--- START ---
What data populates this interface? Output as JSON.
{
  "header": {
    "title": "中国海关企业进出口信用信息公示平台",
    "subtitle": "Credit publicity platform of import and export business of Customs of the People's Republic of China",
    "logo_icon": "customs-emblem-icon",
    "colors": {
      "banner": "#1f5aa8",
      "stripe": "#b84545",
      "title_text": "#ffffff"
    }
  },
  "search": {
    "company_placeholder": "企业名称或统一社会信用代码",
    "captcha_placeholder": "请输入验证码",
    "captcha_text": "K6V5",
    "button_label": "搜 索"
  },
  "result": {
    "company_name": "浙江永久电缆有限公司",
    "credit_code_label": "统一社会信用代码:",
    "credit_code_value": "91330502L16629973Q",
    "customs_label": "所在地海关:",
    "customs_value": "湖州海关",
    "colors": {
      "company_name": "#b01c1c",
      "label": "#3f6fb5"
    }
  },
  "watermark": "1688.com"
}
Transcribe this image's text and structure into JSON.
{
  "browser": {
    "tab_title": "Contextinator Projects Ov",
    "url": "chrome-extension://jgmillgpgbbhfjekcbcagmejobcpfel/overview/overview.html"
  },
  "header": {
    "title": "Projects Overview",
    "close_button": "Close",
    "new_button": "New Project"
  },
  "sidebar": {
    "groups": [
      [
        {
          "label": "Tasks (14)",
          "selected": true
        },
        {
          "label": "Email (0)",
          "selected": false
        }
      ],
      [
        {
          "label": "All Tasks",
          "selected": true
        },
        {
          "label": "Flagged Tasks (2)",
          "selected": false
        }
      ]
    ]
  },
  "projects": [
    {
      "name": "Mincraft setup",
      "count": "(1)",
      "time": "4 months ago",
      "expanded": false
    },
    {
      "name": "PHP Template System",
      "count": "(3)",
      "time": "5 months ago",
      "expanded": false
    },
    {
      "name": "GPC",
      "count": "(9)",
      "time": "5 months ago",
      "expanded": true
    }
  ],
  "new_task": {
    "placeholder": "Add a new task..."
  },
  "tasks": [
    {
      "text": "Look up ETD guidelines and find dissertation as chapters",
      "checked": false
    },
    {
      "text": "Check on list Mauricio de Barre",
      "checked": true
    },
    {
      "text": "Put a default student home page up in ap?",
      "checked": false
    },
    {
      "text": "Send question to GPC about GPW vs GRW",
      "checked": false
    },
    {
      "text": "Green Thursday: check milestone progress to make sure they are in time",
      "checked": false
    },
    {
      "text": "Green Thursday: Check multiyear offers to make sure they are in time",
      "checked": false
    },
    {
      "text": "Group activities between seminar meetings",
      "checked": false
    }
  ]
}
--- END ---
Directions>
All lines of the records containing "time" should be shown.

Solution for this task>
      "time": "4 months ago",
      "time": "5 months ago",
      "time": "5 months ago",
      "text": "Green Thursday: check milestone progress to make sure they are in time",
      "text": "Green Thursday: Check multiyear offers to make sure they are in time",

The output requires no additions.